Ethereum, another cryptocurrency, fell 0.32 percent to $3,404.05 (about Rs. 2.5 lakhs), while the Coinbase Global cryptocurrency dropped 4.18 percent after reporting delays in some transactions on its platform. The price of ether in India was at Rs. 2.77 lakhs from 10am IST on September 8th.
The change means that companies must accept payment in Bitcoin alongside the US dollar, which has been El Salvador’s official currency since 2001 and will remain legal tender.
It’s still unclear whether companies will be penalized if they don’t accept Bitcoin.
Prior to launch, the government installed ATMs that allow Bitcoin to be converted to dollars and withdrawn commission-free from the Chivo digital wallet.
Bukele blamed Apple, Alphabet’s Google and Huawei’s app download platforms for Chivo’s initial delay.
“Let him go! @Apple @Google and @Huawei,” Bukele wrote in a tweet, which was accompanied by a red-faced “angry” emoji.
The wallet was later made available by Huawei and Apple.
A Huawei spokesman said the company’s platform showed fewer than 1,000 installations by late Tuesday afternoon.
“Like all innovations, El Salvador’s Bitcoin process has a learning curve,” Bukele said in a tweet. “Not everything will be achieved in a day, or a month.”
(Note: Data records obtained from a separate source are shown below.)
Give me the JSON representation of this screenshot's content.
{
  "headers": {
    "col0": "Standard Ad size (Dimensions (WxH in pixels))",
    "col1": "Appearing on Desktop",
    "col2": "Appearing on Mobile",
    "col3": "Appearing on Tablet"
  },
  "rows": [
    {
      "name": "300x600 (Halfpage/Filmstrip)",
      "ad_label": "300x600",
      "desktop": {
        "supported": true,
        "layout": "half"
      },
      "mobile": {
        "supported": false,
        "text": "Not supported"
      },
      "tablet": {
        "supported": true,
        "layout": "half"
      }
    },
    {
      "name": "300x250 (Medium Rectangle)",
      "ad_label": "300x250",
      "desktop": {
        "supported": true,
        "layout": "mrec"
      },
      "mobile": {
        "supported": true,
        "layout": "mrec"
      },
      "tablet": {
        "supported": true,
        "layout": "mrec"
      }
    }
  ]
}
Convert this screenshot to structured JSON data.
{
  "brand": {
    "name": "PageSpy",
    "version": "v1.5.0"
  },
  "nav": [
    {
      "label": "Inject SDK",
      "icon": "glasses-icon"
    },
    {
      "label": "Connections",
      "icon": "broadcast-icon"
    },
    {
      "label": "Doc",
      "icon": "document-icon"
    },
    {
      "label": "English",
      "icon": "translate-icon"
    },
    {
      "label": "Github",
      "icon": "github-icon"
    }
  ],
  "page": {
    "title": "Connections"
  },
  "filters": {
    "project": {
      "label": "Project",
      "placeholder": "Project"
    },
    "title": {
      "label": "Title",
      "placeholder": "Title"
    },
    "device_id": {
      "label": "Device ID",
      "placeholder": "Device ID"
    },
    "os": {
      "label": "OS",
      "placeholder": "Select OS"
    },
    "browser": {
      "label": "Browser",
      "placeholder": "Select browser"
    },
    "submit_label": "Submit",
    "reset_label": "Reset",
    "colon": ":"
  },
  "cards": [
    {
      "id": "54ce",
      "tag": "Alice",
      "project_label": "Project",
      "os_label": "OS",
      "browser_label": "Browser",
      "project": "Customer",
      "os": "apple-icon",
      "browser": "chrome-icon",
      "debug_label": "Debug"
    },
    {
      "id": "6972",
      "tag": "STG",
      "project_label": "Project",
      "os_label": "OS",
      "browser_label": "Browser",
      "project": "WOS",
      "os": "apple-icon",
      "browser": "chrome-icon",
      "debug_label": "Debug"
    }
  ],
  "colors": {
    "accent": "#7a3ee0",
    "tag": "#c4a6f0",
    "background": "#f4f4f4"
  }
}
In just two years in office, Bukele has taken control of almost every lever of power. But while he has promised to clean up corruption, the US has recently put some of its close allies on a corruption blacklist.
Last week, top judges appointed by Bukele’s lawmakers decided he could serve a second term, breaking a constitutional rule that prohibited consecutive terms.
Analysts fear that the adoption of Bitcoin, whose transaction records are distributed over the Internet, outside the reach of national jurisdictions, could encourage money laundering.
After the Bitcoin law passed, ratings agency Moody’s downgraded El Salvador’s credit quality, while its dollar-denominated bonds also came under pressure.
The World Bank reiterated on Tuesday that it could not help El Salvador adopt Bitcoin “due to environmental and transparency deficiencies,” a bank spokesman said.
© Thomson Reuters 2021